THE Oxford dictionary defines nanny state as “a government regarded as overprotective or as interfering unduly with personal choice”. However, we should ask: what do they want to protect people from and why would they interfere?

A fine example of such nanny-state interventions are the actions taken to minimise the use of tobacco (ie taxes, a ban on TV advertising, a ban of smoking in public places, health warnings on packaging). As a result of these interventions the percent of people who smoke went down from around 60 per cent in 1950s to below 20 per cent today. Interventions translated into millions of lives saved.

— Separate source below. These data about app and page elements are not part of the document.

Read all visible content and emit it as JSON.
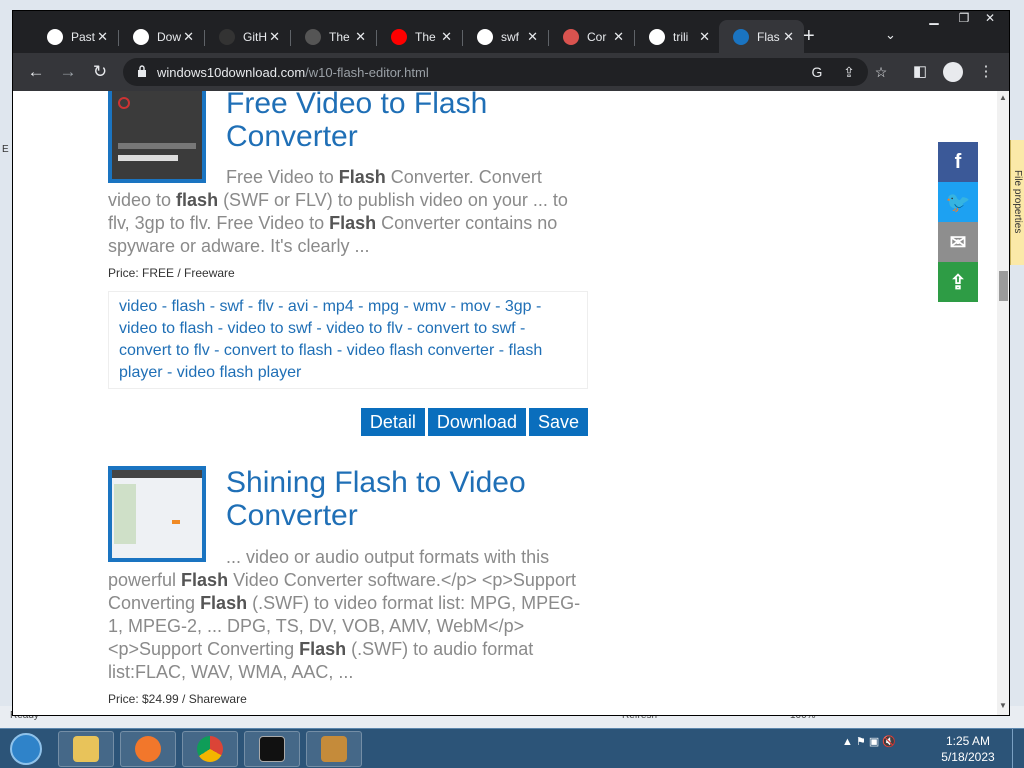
{
  "background": {
    "left_text": "E",
    "right_tab": "File properties",
    "status_ready": "Ready",
    "status_refresh": "Refresh",
    "status_zoom": "100%"
  },
  "tabs": [
    {
      "title": "Past",
      "icon": "globe-icon",
      "color": "#ffffff"
    },
    {
      "title": "Dow",
      "icon": "download-icon",
      "color": "#ffffff"
    },
    {
      "title": "GitH",
      "icon": "github-icon",
      "color": "#333333"
    },
    {
      "title": "The",
      "icon": "bug-icon",
      "color": "#555555"
    },
    {
      "title": "The",
      "icon": "youtube-icon",
      "color": "#ff0000"
    },
    {
      "title": "swf",
      "icon": "google-icon",
      "color": "#ffffff"
    },
    {
      "title": "Cor",
      "icon": "tree-icon",
      "color": "#d9534f"
    },
    {
      "title": "trili",
      "icon": "google-icon",
      "color": "#ffffff"
    },
    {
      "title": "Flas",
      "icon": "w10-icon",
      "color": "#1a74c1"
    }
  ],
  "address": {
    "domain": "windows10download.com",
    "path": "/w10-flash-editor.html"
  },
  "items": [
    {
      "title": "Free Video to Flash Converter",
      "desc_parts": [
        {
          "t": "Free Video to ",
          "b": false
        },
        {
          "t": "Flash",
          "b": true
        },
        {
          "t": " Converter. Convert video to ",
          "b": false
        },
        {
          "t": "flash",
          "b": true
        },
        {
          "t": " (SWF or FLV) to publish video on your ... to flv, 3gp to flv. Free Video to ",
          "b": false
        },
        {
          "t": "Flash",
          "b": true
        },
        {
          "t": " Converter contains no spyware or adware. It's clearly ...",
          "b": false
        }
      ],
      "price": "Price: FREE / Freeware",
      "tags": [
        "video",
        "flash",
        "swf",
        "flv",
        "avi",
        "mp4",
        "mpg",
        "wmv",
        "mov",
        "3gp",
        "video to flash",
        "video to swf",
        "video to flv",
        "convert to swf",
        "convert to flv",
        "convert to flash",
        "video flash converter",
        "flash player",
        "video flash player"
      ],
      "buttons": [
        "Detail",
        "Download",
        "Save"
      ]
    },
    {
      "title": "Shining Flash to Video Converter",
      "desc_parts": [
        {
          "t": "... video or audio output formats with this powerful ",
          "b": false
        },
        {
          "t": "Flash",
          "b": true
        },
        {
          "t": " Video Converter software.</p> <p>Support Converting ",
          "b": false
        },
        {
          "t": "Flash",
          "b": true
        },
        {
          "t": " (.SWF) to video format list: MPG, MPEG-1, MPEG-2, ... DPG, TS, DV, VOB, AMV, WebM</p> <p>Support Converting ",
          "b": false
        },
        {
          "t": "Flash",
          "b": true
        },
        {
          "t": " (.SWF) to audio format list:FLAC, WAV, WMA, AAC, ...",
          "b": false
        }
      ],
      "price": "Price: $24.99 / Shareware"
    }
  ],
  "share": [
    {
      "name": "facebook",
      "glyph": "f",
      "color": "#3b5998"
    },
    {
      "name": "twitter",
      "glyph": "🐦",
      "color": "#1da1f2"
    },
    {
      "name": "email",
      "glyph": "✉",
      "color": "#8e8e8e"
    },
    {
      "name": "more",
      "glyph": "⇪",
      "color": "#2e9c45"
    }
  ],
  "taskbar": {
    "time": "1:25 AM",
    "date": "5/18/2023",
    "apps": [
      "explorer",
      "firefox",
      "chrome",
      "cmd",
      "archive"
    ]
  }
}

Today the majority of the Scottish population have excess weight, which is followed by the burden of obesity-related diseases like cancer, type 2 diabetes and cardiovascular disease, shorter lives, worse quality of life, and a growing cost to the wider economy.

Anyone who thinks that the government interferes unduly with personal choice should have an honest think about what and who else is currently interfering with our choice. What is making 65 per cent of the Scottish population choose a diet that makes them overweight and obese?

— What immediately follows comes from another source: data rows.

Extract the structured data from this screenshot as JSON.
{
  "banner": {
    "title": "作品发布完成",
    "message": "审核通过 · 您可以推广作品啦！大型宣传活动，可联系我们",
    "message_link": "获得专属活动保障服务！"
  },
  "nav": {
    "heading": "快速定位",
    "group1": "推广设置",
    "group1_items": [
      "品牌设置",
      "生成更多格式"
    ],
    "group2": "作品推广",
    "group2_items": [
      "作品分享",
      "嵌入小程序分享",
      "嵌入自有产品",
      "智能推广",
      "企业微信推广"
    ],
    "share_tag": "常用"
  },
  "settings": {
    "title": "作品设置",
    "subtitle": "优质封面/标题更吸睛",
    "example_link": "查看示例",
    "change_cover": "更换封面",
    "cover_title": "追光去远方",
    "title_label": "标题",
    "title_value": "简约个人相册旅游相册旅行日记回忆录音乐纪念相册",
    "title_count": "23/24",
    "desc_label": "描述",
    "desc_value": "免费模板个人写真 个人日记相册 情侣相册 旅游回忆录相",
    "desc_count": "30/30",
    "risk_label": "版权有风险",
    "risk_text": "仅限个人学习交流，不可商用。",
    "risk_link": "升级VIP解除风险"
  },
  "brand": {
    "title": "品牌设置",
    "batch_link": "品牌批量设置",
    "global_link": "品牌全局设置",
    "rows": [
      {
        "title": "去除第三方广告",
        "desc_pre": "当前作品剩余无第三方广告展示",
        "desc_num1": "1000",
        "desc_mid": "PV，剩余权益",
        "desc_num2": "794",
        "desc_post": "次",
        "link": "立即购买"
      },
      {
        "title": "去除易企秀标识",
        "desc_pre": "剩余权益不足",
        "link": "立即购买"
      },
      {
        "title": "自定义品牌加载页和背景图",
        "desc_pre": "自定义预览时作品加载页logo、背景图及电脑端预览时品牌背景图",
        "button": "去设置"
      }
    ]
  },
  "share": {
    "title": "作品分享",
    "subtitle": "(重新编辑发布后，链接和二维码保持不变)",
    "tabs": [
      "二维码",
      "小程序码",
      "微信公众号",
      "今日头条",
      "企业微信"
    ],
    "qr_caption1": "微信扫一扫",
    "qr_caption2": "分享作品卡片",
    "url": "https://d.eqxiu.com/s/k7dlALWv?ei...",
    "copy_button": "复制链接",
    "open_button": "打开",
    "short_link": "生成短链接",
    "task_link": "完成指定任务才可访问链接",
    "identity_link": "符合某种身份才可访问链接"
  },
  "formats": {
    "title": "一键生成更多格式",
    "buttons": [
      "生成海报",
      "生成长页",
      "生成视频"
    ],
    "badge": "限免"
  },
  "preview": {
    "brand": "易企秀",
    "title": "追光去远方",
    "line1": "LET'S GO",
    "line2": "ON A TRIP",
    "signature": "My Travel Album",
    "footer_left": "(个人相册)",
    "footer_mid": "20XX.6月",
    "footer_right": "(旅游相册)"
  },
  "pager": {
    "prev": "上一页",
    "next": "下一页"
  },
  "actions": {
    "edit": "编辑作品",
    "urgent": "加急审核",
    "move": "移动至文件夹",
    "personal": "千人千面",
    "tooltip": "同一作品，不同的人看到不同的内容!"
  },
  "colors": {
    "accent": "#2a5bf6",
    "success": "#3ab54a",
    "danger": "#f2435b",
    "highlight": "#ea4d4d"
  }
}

Why would Scotland have such different obesity and health records than, say, Sweden or Japan? Our physiologies or will power are not different, but our food environment is different. The environment around us shapes our choices everyday.

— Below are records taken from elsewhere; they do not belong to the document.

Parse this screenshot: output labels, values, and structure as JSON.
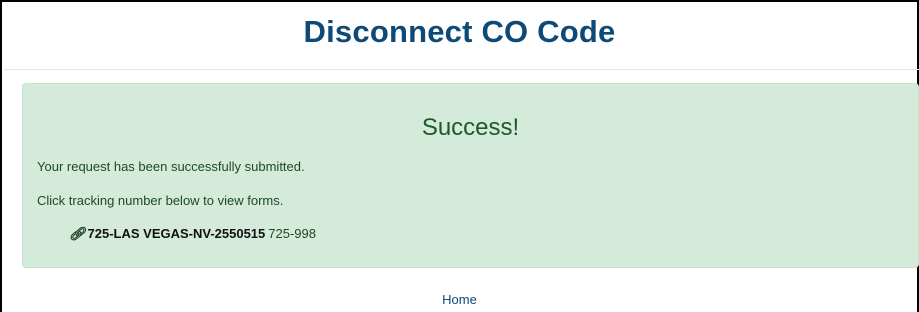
{
  "header": {
    "title": "Disconnect CO Code"
  },
  "alert": {
    "heading": "Success!",
    "message": "Your request has been successfully submitted.",
    "instruction": "Click tracking number below to view forms.",
    "tracking": {
      "icon": "link-icon",
      "number": "725-LAS VEGAS-NV-2550515",
      "code": "725-998"
    }
  },
  "footer": {
    "home_label": "Home"
  },
  "colors": {
    "title": "#0d4a78",
    "alert_background": "#d4eadb",
    "alert_text": "#1d4a25"
  }
}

What we eat depends on what’s on shop shelves and what’s on special offer in the shops; what we recognise from home, friends, TV, media; how easy it is to get to certain shops or restaurants; and how much time we have. If we take a step back, it should be clear that our food environment and food system strongly influence our diet.

We need to see and understand the whole picture. Telling a child to drink water will never work if the child never sees anyone else doing it, if there are no water fountains at school and public places, and water is more expensive than sugary drinks.

If we are serious about improving our diet and our health, we need to take a good look at our food environment and food system. The Good Food Nation Bill gives us the opportunity to do this: with clever and brave actions we can achieve much more than improved diet and health in Scotland.

Dr Anna Gryka
Policy Officer, Obesity Action Scotland